Longer nights can lead you into more consistent silence and meditation. This is especially true if you are retreating away from home and have no access to media. When the day ends, and it’s dark early in the evening, you either pray or sleep. Prayer may include reading or journaling or drawing or knitting, but it happens in a kind of closed-in quiet that can grow deep and helpful.

A new quality of air can inspire new thoughts and fresh emotions. Thank God we are physical! That crisp, spicy autumn air works on us directly. The clear sky and sharp horizon—and the saturated colors of trees and grasses—awaken us physically, emotionally, and spiritually. If we give ourselves time to absorb the new light and aromas, we will feel ourselves renewed. We might generate new ideas, new plans, and new hope for how everything will turn out.

I confess that I am biased; autumn has always been my favorite time of year and the season in which my creative gifts thrive best. You might be more of a summer person. But receive whatever this season has to offer. As you reflect on the summer’s activities and your hopes for the months to come, take some time to savor the air, the color, and the soft, early darkness.

About Vinita Hampton Wright 164 Articles
Vinita Hampton Wright has served as senior editor at Loyola Press for 16 years and recently became managing editor of the trade books department. She has written various fiction and non-fiction books, including the novel Dwelling Places with HarperOne, Days of Deepening Friendship and The Art of Spiritual Writing for Loyola Press, and most recently, The St. Teresa of Avila Prayer Book for Paraclete Press. Vinita is a student and practitioner of Ignatian spirituality, and from 2009 to 2015 she blogged at Days of Deepening Friendship. For the past few years, she has co-led small groups through the 19th Annotation of the Spiritual Exercises. She lives in Chicago with her husband, three cats, and a dog. In her “spare” time these days, she is working on her next novel.

5 Comments on How Autumn Can Enhance Your Spiritual Retreat

  1. I am also in the southern hemisphere and am feeling a fresh burst of energy and renewed hope. Thanks for reminding me to work with the seasons.
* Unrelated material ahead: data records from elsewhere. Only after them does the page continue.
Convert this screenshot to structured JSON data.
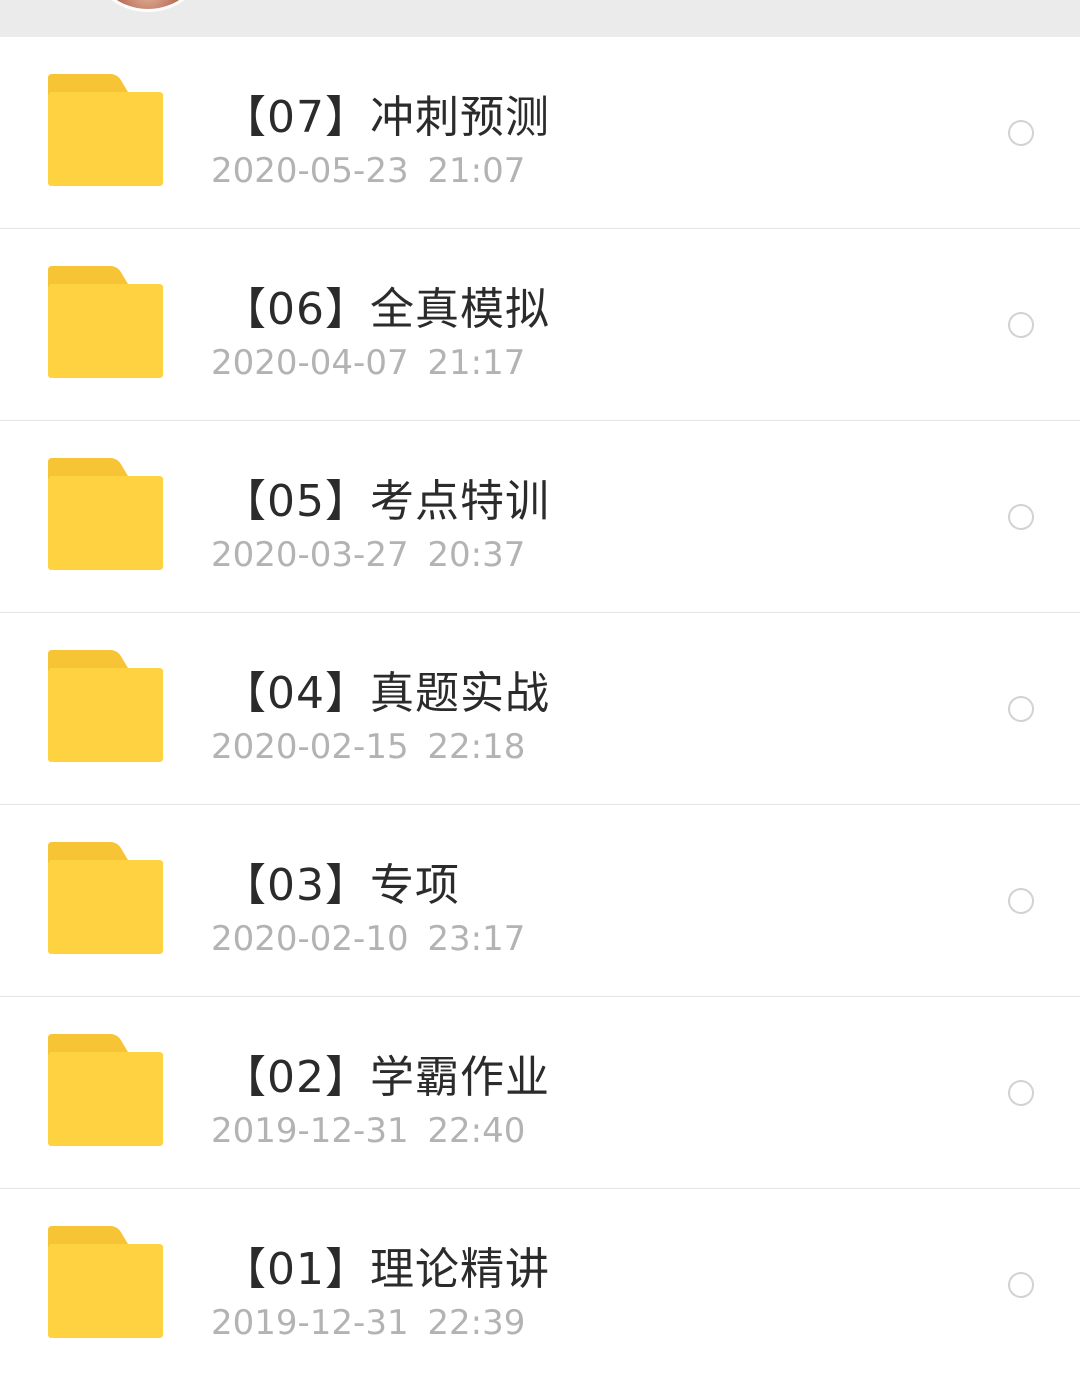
{
  "header": {
    "avatar_icon": "user-avatar"
  },
  "folders": [
    {
      "title": "【07】冲刺预测",
      "time": "2020-05-23  21:07",
      "icon": "folder-icon"
    },
    {
      "title": "【06】全真模拟",
      "time": "2020-04-07  21:17",
      "icon": "folder-icon"
    },
    {
      "title": "【05】考点特训",
      "time": "2020-03-27  20:37",
      "icon": "folder-icon"
    },
    {
      "title": "【04】真题实战",
      "time": "2020-02-15  22:18",
      "icon": "folder-icon"
    },
    {
      "title": "【03】专项",
      "time": "2020-02-10  23:17",
      "icon": "folder-icon"
    },
    {
      "title": "【02】学霸作业",
      "time": "2019-12-31  22:40",
      "icon": "folder-icon"
    },
    {
      "title": "【01】理论精讲",
      "time": "2019-12-31  22:39",
      "icon": "folder-icon"
    }
  ],
  "colors": {
    "folder": "#fed241",
    "folder_tab": "#f6c435",
    "title_text": "#2b2b2b",
    "time_text": "#b3b3b3",
    "divider": "#e6e6e6",
    "radio_border": "#d2d2d2"
  }
}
  2. Its the falling leaves that speak to me . All about time. Changing time falling into that last journey we all must make. Letting go. The older we become the more there is. We realise the circle of life. Can thank God if we have the luxury of our own space to retreat into. A going inward time. Reflecting Listening. Norah ❤
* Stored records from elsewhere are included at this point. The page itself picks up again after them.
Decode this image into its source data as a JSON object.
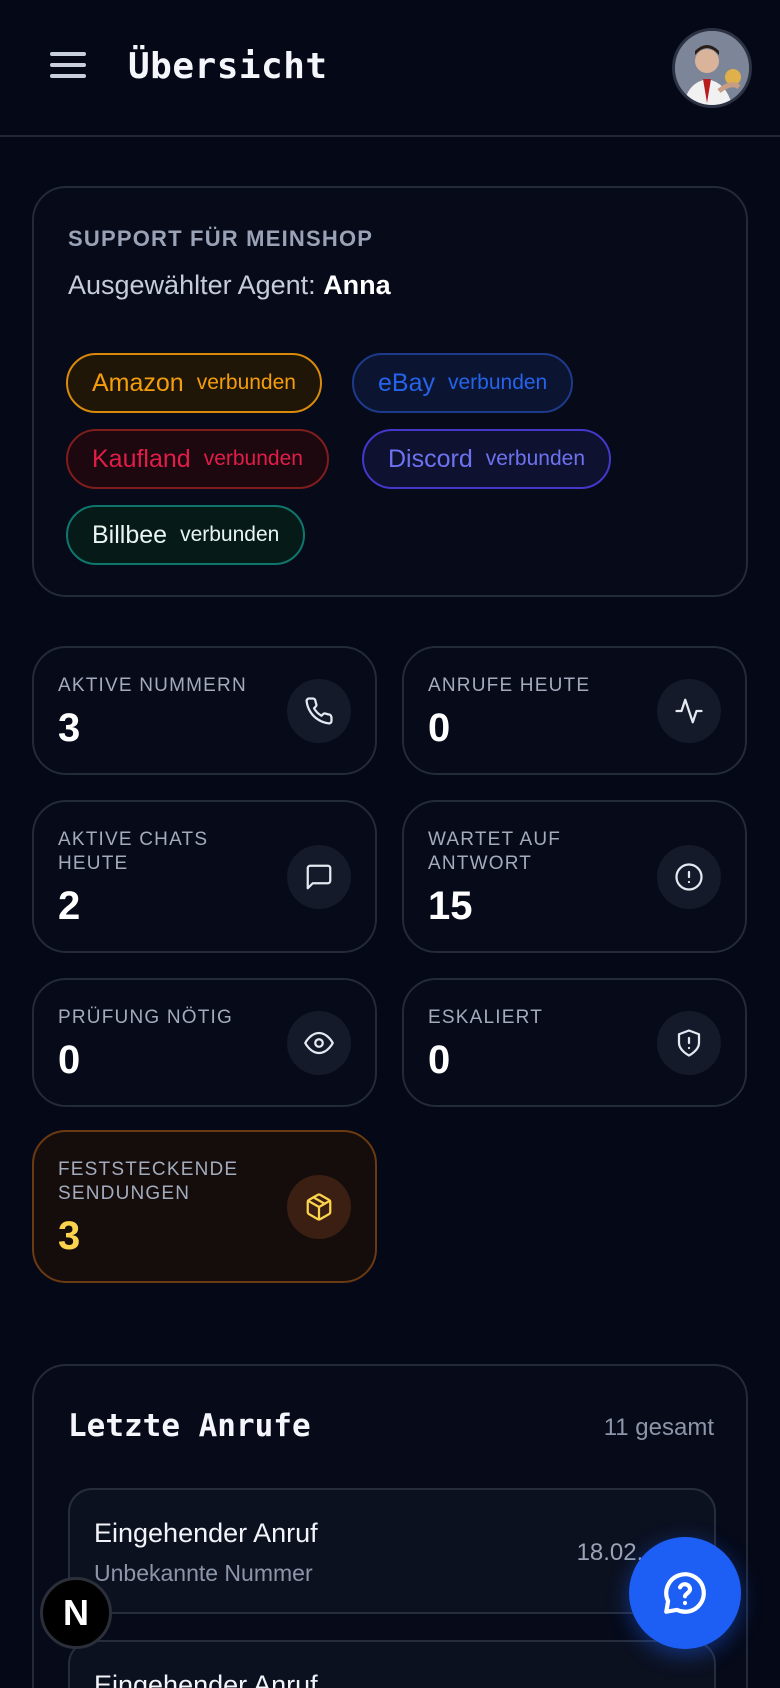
{
  "header": {
    "title": "Übersicht"
  },
  "support": {
    "heading": "SUPPORT FÜR MEINSHOP",
    "agent_prefix": "Ausgewählter Agent:",
    "agent_name": "Anna",
    "integrations": [
      {
        "name": "Amazon",
        "status": "verbunden",
        "color": "#f59e0b"
      },
      {
        "name": "eBay",
        "status": "verbunden",
        "color": "#2563eb"
      },
      {
        "name": "Kaufland",
        "status": "verbunden",
        "color": "#dc2626"
      },
      {
        "name": "Discord",
        "status": "verbunden",
        "color": "#6366f1"
      },
      {
        "name": "Billbee",
        "status": "verbunden",
        "color": "#10b981"
      }
    ]
  },
  "stats": [
    {
      "label": "AKTIVE NUMMERN",
      "value": "3",
      "icon": "phone-icon"
    },
    {
      "label": "ANRUFE HEUTE",
      "value": "0",
      "icon": "activity-icon"
    },
    {
      "label": "AKTIVE CHATS HEUTE",
      "value": "2",
      "icon": "chat-icon"
    },
    {
      "label": "WARTET AUF ANTWORT",
      "value": "15",
      "icon": "alert-circle-icon"
    },
    {
      "label": "PRÜFUNG NÖTIG",
      "value": "0",
      "icon": "eye-icon"
    },
    {
      "label": "ESKALIERT",
      "value": "0",
      "icon": "shield-alert-icon"
    },
    {
      "label": "FESTSTECKENDE SENDUNGEN",
      "value": "3",
      "icon": "package-icon",
      "accent": "#fcd34d"
    }
  ],
  "calls": {
    "title": "Letzte Anrufe",
    "count_label": "11 gesamt",
    "items": [
      {
        "title": "Eingehender Anruf",
        "subtitle": "Unbekannte Nummer",
        "time": "18.02., 09:"
      },
      {
        "title": "Eingehender Anruf",
        "subtitle": "",
        "time": ""
      }
    ]
  },
  "help_fab": {
    "icon": "help-circle-icon"
  },
  "dev_badge": {
    "label": "N"
  }
}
  3. Thank you for this reflection on the waning summer and the emergence of autumn (my favorite season also). The past 8 months have been more than a little bit hectic, but I see light at the end of the tunnel because Autumn will allow me to think, to pray, to reflect, to contemplate, to speak to God from my deepest desires and whether He has allowed any of them to come to fruition or is He telling me “not now”. If God’s creation is ebbing for the Winter when it seems all is gone, there’s another Spring on its way too. So my desires may have to ebb to the waiting season of the coming winter, culminating on the birth of Christ, the ultimate creation of God’s Son in a form we can align ourselves with, following the magnificent Way He has shown us. Trust in God’s answers to my prayers, in His time, is hard for me. I’m a doer, and I want to do God’s will, but this coming time is when I have to wait to find out what His will for me is. So prayer to the Holy Spirit for wisdom, and the courage to act on it with the love, mercy, and compassion of Christ, is what I need to do now. Prayer, and more prayer on my part will get me through to the New Year. Thanks Vinita, for bringing my attention to my ultimate salvation and what I need to do to get there. Happy Autumn!
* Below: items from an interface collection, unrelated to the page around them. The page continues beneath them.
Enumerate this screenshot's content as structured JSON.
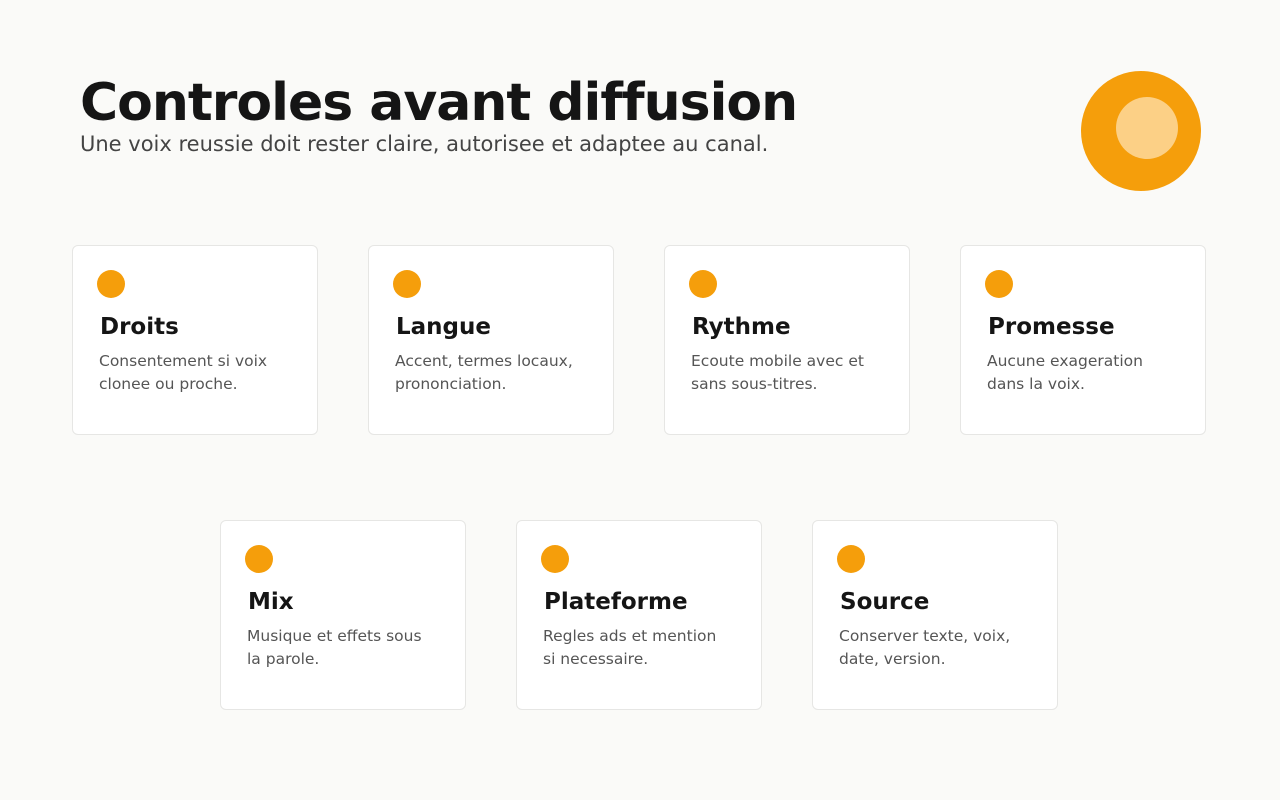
{
  "header": {
    "title": "Controles avant diffusion",
    "subtitle": "Une voix reussie doit rester claire, autorisee et adaptee au canal."
  },
  "colors": {
    "accent": "#f59e0b",
    "accent_light": "#fcd086",
    "background": "#fafaf8",
    "card_background": "#ffffff"
  },
  "cards": [
    {
      "title": "Droits",
      "text": "Consentement si voix clonee ou proche."
    },
    {
      "title": "Langue",
      "text": "Accent, termes locaux, prononciation."
    },
    {
      "title": "Rythme",
      "text": "Ecoute mobile avec et sans sous-titres."
    },
    {
      "title": "Promesse",
      "text": "Aucune exageration dans la voix."
    },
    {
      "title": "Mix",
      "text": "Musique et effets sous la parole."
    },
    {
      "title": "Plateforme",
      "text": "Regles ads et mention si necessaire."
    },
    {
      "title": "Source",
      "text": "Conserver texte, voix, date, version."
    }
  ]
}
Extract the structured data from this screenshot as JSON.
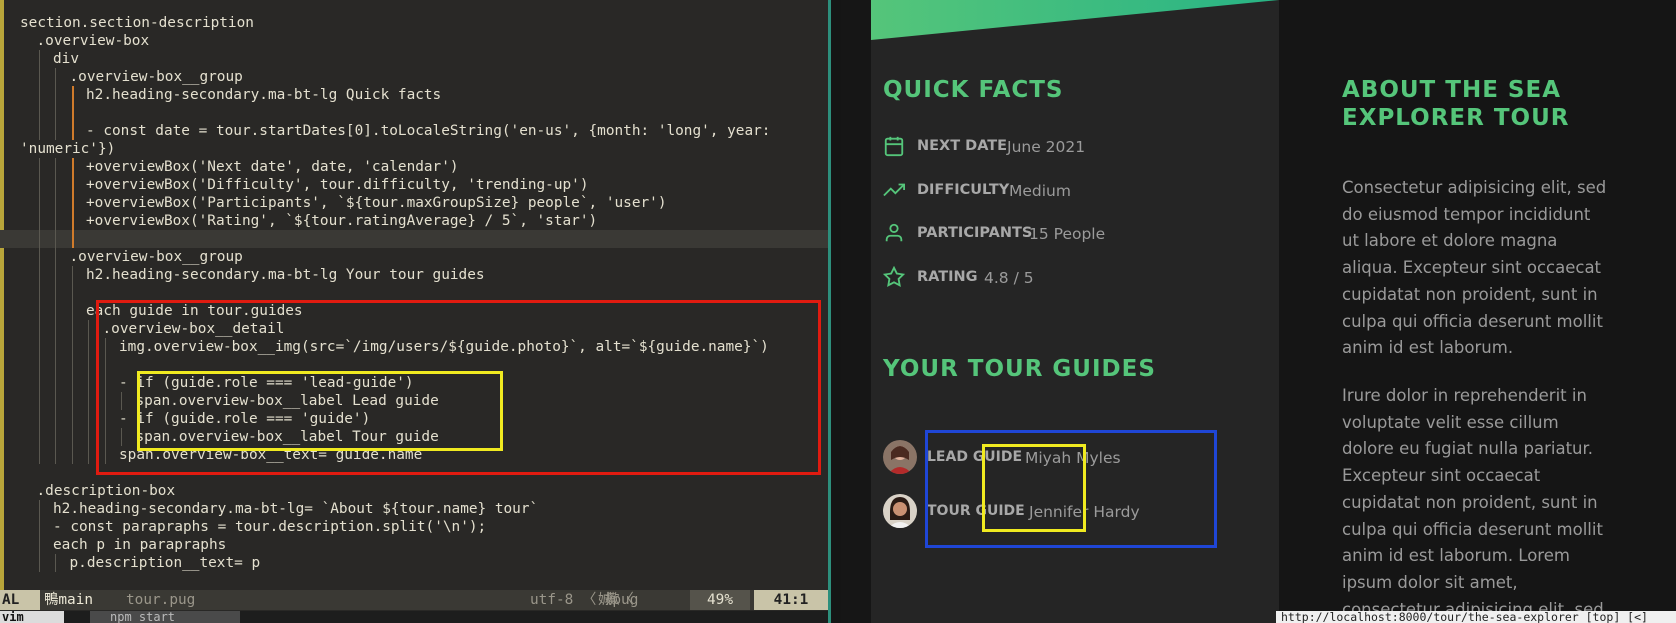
{
  "editor": {
    "lines": [
      {
        "indent": 0,
        "text": "section.section-description"
      },
      {
        "indent": 1,
        "text": ".overview-box"
      },
      {
        "indent": 2,
        "text": "div"
      },
      {
        "indent": 3,
        "text": ".overview-box__group"
      },
      {
        "indent": 4,
        "text": "h2.heading-secondary.ma-bt-lg Quick facts"
      },
      {
        "indent": 4,
        "text": ""
      },
      {
        "indent": 4,
        "text": "- const date = tour.startDates[0].toLocaleString('en-us', {month: 'long', year:"
      },
      {
        "indent": 0,
        "text": "'numeric'})"
      },
      {
        "indent": 4,
        "text": "+overviewBox('Next date', date, 'calendar')"
      },
      {
        "indent": 4,
        "text": "+overviewBox('Difficulty', tour.difficulty, 'trending-up')"
      },
      {
        "indent": 4,
        "text": "+overviewBox('Participants', `${tour.maxGroupSize} people`, 'user')"
      },
      {
        "indent": 4,
        "text": "+overviewBox('Rating', `${tour.ratingAverage} / 5`, 'star')"
      },
      {
        "indent": 4,
        "text": ""
      },
      {
        "indent": 3,
        "text": ".overview-box__group"
      },
      {
        "indent": 4,
        "text": "h2.heading-secondary.ma-bt-lg Your tour guides"
      },
      {
        "indent": 4,
        "text": ""
      },
      {
        "indent": 4,
        "text": "each guide in tour.guides"
      },
      {
        "indent": 5,
        "text": ".overview-box__detail"
      },
      {
        "indent": 6,
        "text": "img.overview-box__img(src=`/img/users/${guide.photo}`, alt=`${guide.name}`)"
      },
      {
        "indent": 6,
        "text": ""
      },
      {
        "indent": 6,
        "text": "- if (guide.role === 'lead-guide')"
      },
      {
        "indent": 7,
        "text": "span.overview-box__label Lead guide"
      },
      {
        "indent": 6,
        "text": "- if (guide.role === 'guide')"
      },
      {
        "indent": 7,
        "text": "span.overview-box__label Tour guide"
      },
      {
        "indent": 6,
        "text": "span.overview-box__text= guide.name"
      },
      {
        "indent": 0,
        "text": ""
      },
      {
        "indent": 1,
        "text": ".description-box"
      },
      {
        "indent": 2,
        "text": "h2.heading-secondary.ma-bt-lg= `About ${tour.name} tour`"
      },
      {
        "indent": 2,
        "text": "- const parapraphs = tour.description.split('\\n');"
      },
      {
        "indent": 2,
        "text": "each p in parapraphs"
      },
      {
        "indent": 3,
        "text": "p.description__text= p"
      }
    ],
    "statusline": {
      "mode": "AL",
      "branch": "鴨main",
      "file": "tour.pug",
      "encoding": "utf-8 〈 擹〈",
      "filetype": "娍pug",
      "percent": "49%",
      "position": "41:1"
    },
    "tmux": {
      "window1": "vim",
      "window2": "npm start"
    }
  },
  "page": {
    "quick_facts_title": "Quick facts",
    "facts": [
      {
        "icon": "calendar-icon",
        "label": "Next date",
        "text": "June 2021"
      },
      {
        "icon": "trending-up-icon",
        "label": "Difficulty",
        "text": "Medium"
      },
      {
        "icon": "user-icon",
        "label": "Participants",
        "text": "15 People"
      },
      {
        "icon": "star-icon",
        "label": "Rating",
        "text": "4.8 / 5"
      }
    ],
    "guides_title": "Your tour guides",
    "guides": [
      {
        "label": "Lead guide",
        "name": "Miyah Myles"
      },
      {
        "label": "Tour guide",
        "name": "Jennifer Hardy"
      }
    ],
    "about_title_line1": "About the Sea",
    "about_title_line2": "Explorer tour",
    "paragraph1": "Consectetur adipisicing elit, sed do eiusmod tempor incididunt ut labore et dolore magna aliqua. Excepteur sint occaecat cupidatat non proident, sunt in culpa qui officia deserunt mollit anim id est laborum.",
    "paragraph2": "Irure dolor in reprehenderit in voluptate velit esse cillum dolore eu fugiat nulla pariatur. Excepteur sint occaecat cupidatat non proident, sunt in culpa qui officia deserunt mollit anim id est laborum. Lorem ipsum dolor sit amet, consectetur adipisicing elit, sed do eiusmod tempor",
    "status_url": "http://localhost:8000/tour/the-sea-explorer [top] [<]"
  },
  "colors": {
    "accent_green": "#55c57a",
    "annotation_red": "#e01b10",
    "annotation_yellow": "#f0ea20",
    "annotation_blue": "#1f46d6"
  }
}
  4. It’s spring here in the Southern Hemisphere. Still cold but the days are growing longer and everything looks fresh and green. You have inspired me to look at the season with new eyes to see what is growing for me as well. Thanks. I confess…I’m also an autumn person. I don’t enjoy the heat!

Leave a Reply

Your email address will not be published.